[[ Information open ]]

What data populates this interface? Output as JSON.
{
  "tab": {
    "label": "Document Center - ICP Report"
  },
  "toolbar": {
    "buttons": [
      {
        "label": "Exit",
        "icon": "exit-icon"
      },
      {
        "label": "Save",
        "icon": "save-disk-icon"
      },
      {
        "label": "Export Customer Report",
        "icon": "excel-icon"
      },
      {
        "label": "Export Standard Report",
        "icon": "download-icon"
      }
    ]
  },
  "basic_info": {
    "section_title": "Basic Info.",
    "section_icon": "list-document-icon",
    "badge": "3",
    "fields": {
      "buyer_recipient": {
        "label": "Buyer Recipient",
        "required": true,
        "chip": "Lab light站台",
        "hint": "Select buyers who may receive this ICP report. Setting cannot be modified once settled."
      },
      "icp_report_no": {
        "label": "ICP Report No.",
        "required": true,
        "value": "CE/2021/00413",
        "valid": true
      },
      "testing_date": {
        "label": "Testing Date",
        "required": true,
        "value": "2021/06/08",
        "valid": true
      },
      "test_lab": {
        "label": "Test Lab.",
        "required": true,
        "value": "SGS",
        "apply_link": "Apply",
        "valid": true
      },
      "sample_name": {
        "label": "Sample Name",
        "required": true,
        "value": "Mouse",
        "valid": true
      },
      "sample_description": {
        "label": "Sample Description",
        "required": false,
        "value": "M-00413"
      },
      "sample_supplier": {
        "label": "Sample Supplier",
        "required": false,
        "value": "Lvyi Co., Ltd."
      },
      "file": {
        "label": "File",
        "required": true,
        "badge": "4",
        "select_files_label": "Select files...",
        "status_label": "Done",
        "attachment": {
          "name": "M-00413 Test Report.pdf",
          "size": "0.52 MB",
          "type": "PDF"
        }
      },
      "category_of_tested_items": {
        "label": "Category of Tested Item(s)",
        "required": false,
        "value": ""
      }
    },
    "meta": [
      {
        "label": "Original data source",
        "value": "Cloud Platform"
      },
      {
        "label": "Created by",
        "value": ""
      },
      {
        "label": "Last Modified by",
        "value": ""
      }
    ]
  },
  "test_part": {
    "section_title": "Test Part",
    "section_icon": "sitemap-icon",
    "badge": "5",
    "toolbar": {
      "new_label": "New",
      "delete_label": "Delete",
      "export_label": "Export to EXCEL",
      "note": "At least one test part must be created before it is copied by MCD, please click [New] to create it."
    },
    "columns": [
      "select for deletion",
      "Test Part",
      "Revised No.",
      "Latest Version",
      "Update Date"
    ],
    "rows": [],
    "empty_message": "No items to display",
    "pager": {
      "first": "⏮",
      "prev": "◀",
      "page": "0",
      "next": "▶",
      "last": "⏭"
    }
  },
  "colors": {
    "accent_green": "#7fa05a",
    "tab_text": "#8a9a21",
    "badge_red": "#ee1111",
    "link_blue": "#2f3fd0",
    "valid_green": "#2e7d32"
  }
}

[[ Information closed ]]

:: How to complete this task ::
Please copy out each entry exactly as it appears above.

:: Task response ::
What data populates this interface? Output as JSON.
{
  "tab": {
    "label": "Document Center - ICP Report"
  },
  "toolbar": {
    "buttons": [
      {
        "label": "Exit",
        "icon": "exit-icon"
      },
      {
        "label": "Save",
        "icon": "save-disk-icon"
      },
      {
        "label": "Export Customer Report",
        "icon": "excel-icon"
      },
      {
        "label": "Export Standard Report",
        "icon": "download-icon"
      }
    ]
  },
  "basic_info": {
    "section_title": "Basic Info.",
    "section_icon": "list-document-icon",
    "badge": "3",
    "fields": {
      "buyer_recipient": {
        "label": "Buyer Recipient",
        "required": true,
        "chip": "Lab light站台",
        "hint": "Select buyers who may receive this ICP report. Setting cannot be modified once settled."
      },
      "icp_report_no": {
        "label": "ICP Report No.",
        "required": true,
        "value": "CE/2021/00413",
        "valid": true
      },
      "testing_date": {
        "label": "Testing Date",
        "required": true,
        "value": "2021/06/08",
        "valid": true
      },
      "test_lab": {
        "label": "Test Lab.",
        "required": true,
        "value": "SGS",
        "apply_link": "Apply",
        "valid": true
      },
      "sample_name": {
        "label": "Sample Name",
        "required": true,
        "value": "Mouse",
        "valid": true
      },
      "sample_description": {
        "label": "Sample Description",
        "required": false,
        "value": "M-00413"
      },
      "sample_supplier": {
        "label": "Sample Supplier",
        "required": false,
        "value": "Lvyi Co., Ltd."
      },
      "file": {
        "label": "File",
        "required": true,
        "badge": "4",
        "select_files_label": "Select files...",
        "status_label": "Done",
        "attachment": {
          "name": "M-00413 Test Report.pdf",
          "size": "0.52 MB",
          "type": "PDF"
        }
      },
      "category_of_tested_items": {
        "label": "Category of Tested Item(s)",
        "required": false,
        "value": ""
      }
    },
    "meta": [
      {
        "label": "Original data source",
        "value": "Cloud Platform"
      },
      {
        "label": "Created by",
        "value": ""
      },
      {
        "label": "Last Modified by",
        "value": ""
      }
    ]
  },
  "test_part": {
    "section_title": "Test Part",
    "section_icon": "sitemap-icon",
    "badge": "5",
    "toolbar": {
      "new_label": "New",
      "delete_label": "Delete",
      "export_label": "Export to EXCEL",
      "note": "At least one test part must be created before it is copied by MCD, please click [New] to create it."
    },
    "columns": [
      "select for deletion",
      "Test Part",
      "Revised No.",
      "Latest Version",
      "Update Date"
    ],
    "rows": [],
    "empty_message": "No items to display",
    "pager": {
      "first": "⏮",
      "prev": "◀",
      "page": "0",
      "next": "▶",
      "last": "⏭"
    }
  },
  "colors": {
    "accent_green": "#7fa05a",
    "tab_text": "#8a9a21",
    "badge_red": "#ee1111",
    "link_blue": "#2f3fd0",
    "valid_green": "#2e7d32"
  }
}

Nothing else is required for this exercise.